100 Favourite Scottish Football Poems
One of the questions that one always faces with an anthology is what is its rationale, its purpose and aim? Like its team mates 100 Favourite Scottish Poems and 100 Favourite Scottish Poems to Read Aloud, 100 Favourite Scottish Football Poems, edited by Alistair Findlay, hints at a kind of democratising of the canon in its title and cover design, which is reminiscent of the earlier edition of The Nation’s Favourite Poems in typeface and layout. However, although the 20 of the 100 Favourite Scottish Poems (which, presumably, nobody would ever dream of reading aloud) were chosen through a Radio Scotland listener poll, the other 200 are, as far as I can tell, chosen by single editors.
So, if we don’t have a popular poll, what do we have? One man’s take on how poetry has addressed an endlessly popular subject, perhaps. Findlay instinctively sides with the crowd, which, he says is “really only another name for ‘the people’.” Perhaps it was an awareness of the disjunct between his role as sole arbiter of what’s in and what’s out and the requirements of his Marxism that led him to the rather odd decision to number not the pages but only the poems and state that they are “in an order of reading proposed by the editor”, which is to state the obvious, really.

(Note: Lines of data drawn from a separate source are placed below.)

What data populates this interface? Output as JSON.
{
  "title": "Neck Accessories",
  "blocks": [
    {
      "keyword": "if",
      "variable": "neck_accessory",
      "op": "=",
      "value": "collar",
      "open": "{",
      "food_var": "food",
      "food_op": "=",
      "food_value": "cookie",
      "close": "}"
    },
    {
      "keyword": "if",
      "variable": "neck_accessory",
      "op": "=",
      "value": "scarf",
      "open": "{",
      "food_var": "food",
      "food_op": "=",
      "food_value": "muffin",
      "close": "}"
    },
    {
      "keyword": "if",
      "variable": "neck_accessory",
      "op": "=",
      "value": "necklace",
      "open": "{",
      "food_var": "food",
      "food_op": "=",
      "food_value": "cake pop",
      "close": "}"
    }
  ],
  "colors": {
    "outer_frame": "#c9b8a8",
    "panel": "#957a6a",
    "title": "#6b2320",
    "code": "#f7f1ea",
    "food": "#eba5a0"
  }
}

But what you really want to know about is the poems. Readers of this blog will know that I’m no football fanatic, though I confess I’m not entirely averse to watching the odd Aberdeen or Scotland game and have been known to kick a ball about. All of which makes me pretty reasonably well-placed to judge the book as an anthology of poems without becoming misty-eyed about the footballing aspect or writing it off in anti-football disgust.
If you’re looking for a golden treasury, go to Palgrave. For my taste, there are a few too many paeans to great footballers and I find many of them dull poems. One notable exception in that genre is Matthew Fitt’s wonderful “Jim Leighton”, a poem that, certainly read aloud (as it is on The Jewel Box), would curely make the hardest footiephobe concede that there must be beauty and heroism in the game.

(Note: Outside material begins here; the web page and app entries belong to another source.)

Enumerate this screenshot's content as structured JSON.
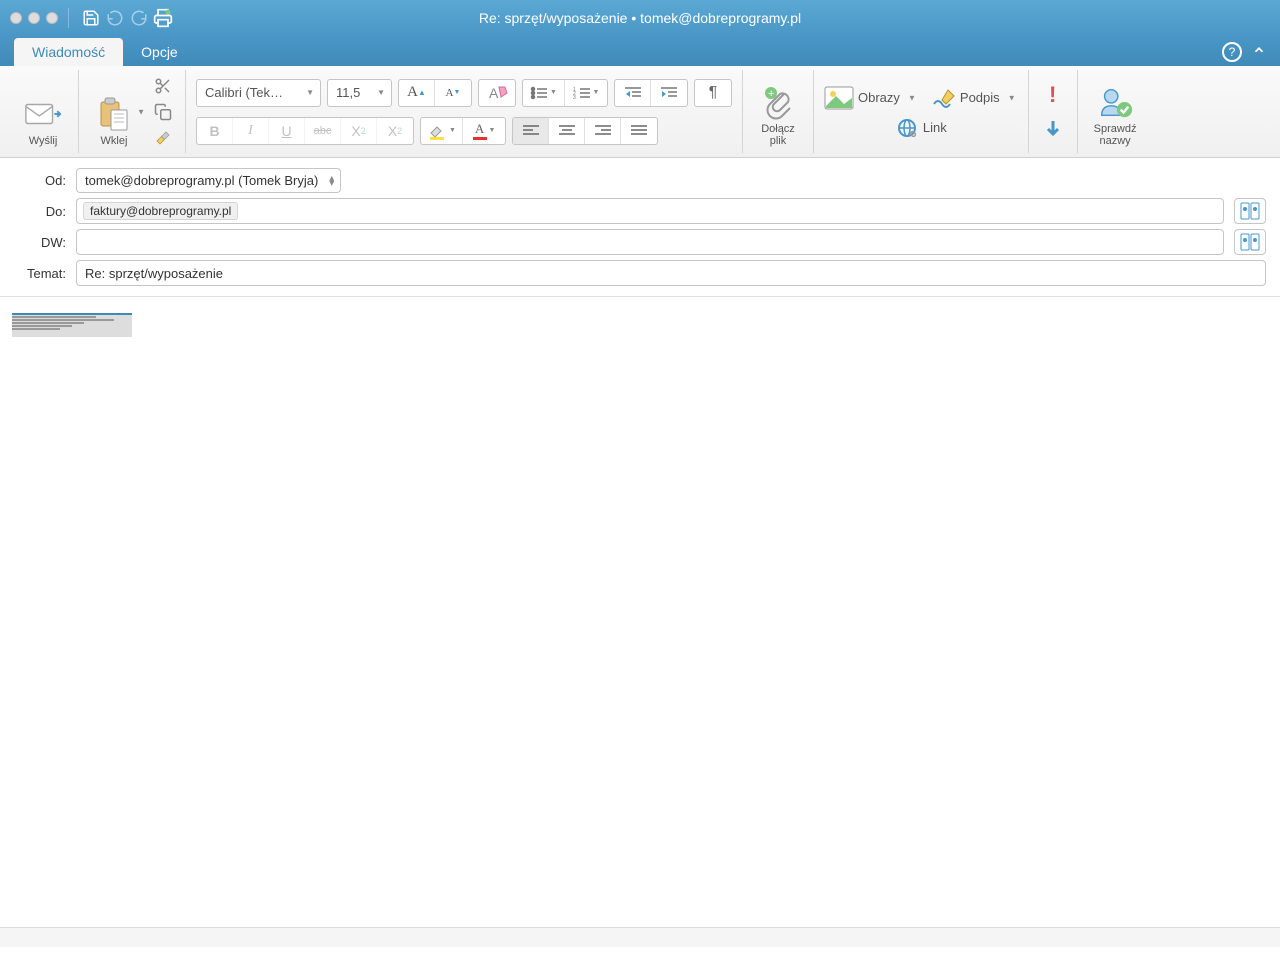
{
  "window": {
    "title": "Re: sprzęt/wyposażenie • tomek@dobreprogramy.pl"
  },
  "tabs": {
    "message": "Wiadomość",
    "options": "Opcje"
  },
  "ribbon": {
    "send": "Wyślij",
    "paste": "Wklej",
    "font_name": "Calibri (Tek…",
    "font_size": "11,5",
    "attach": "Dołącz\nplik",
    "images": "Obrazy",
    "signature": "Podpis",
    "link": "Link",
    "check_names": "Sprawdź\nnazwy"
  },
  "form": {
    "from_label": "Od:",
    "from_value": "tomek@dobreprogramy.pl (Tomek Bryja)",
    "to_label": "Do:",
    "to_chip": "faktury@dobreprogramy.pl",
    "cc_label": "DW:",
    "subject_label": "Temat:",
    "subject_value": "Re: sprzęt/wyposażenie"
  }
}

But don’t just turn over to the black and white film on the other channel. There is a lot more to this book than the footballing hall of fame in verse. If it contains a good handful of poems that will interest only the enthusiast, it also contains at least as much that’s well worth the general reader’s attention. Football runs deep, deep in the Scottish psyche and male Scottish society, and the real strength of Findlay’s anthology is that it presents us with a portrait of that deep place in a more profound and, certainly, more entertaining way than any academic study could.
Every aspect of football’s appeal is here: the highs and lows, the tribalism and sectarianism, the communal experience and the shared memories, the inextricable link between the sport and Scottish tribal identities. The book shows how far back this goes: the earliest poem is a quatrain from 1580, and one of the most pleasurable discoveries for me–there were plenty, I assure you–was the exerpt from “The Christmass Bawing of Monimusk, 1739”, proof that the divines of Scotland have never been Calvinist dourness through and through.
Sectarianism, is of course, unavoidable. Findlay does an admirable job in this regard. “The Fields of Athenry” and “The Sash My Father Wore” sit side by side in the book–could you do otherwise?–and there’s plenty sharp, funny and poignant commentary on the sectarian question from several of the poets. Dennis O’Donnell captures so much of the ambivalence, threat and fear in his “Fid. Def.” (another poem that stood out for me), while Robert Crawford’s “Identity League” sums up the nation’s carnaptious obsessions with typical Crawfordian wit and invention.
It’s interesting that, although the book includes a good deal by many of our leading poets, it’s often far from their best work and that many of the most interesting and effective poems in Findlay’s choice are not those by the biggest names. Perhaps there’s something in football that raises the game of the lesser writers and maybe the bulk of the greats, MacDiarmid not least, have missed what’s most poetic about it. There are also a few odd choices in Findlays list, poems that are shoehorned into either the rubric of “Scottish” or “football”, but he does a good job of defending them in his spiky introduction.
Despite this, depsite its slight uncertainties about canon building and democracy, and despite overdoing the eulogies from a general reader’s point of view, this book is a lively, entertaining and emotionally informative anthology of poetry. If you want to understand Scotland today, you need to read this kind of stuff, not just the academic and semi-academic analyses of where we are and how we got here. Findlay has done us a service in collecting it between these covers.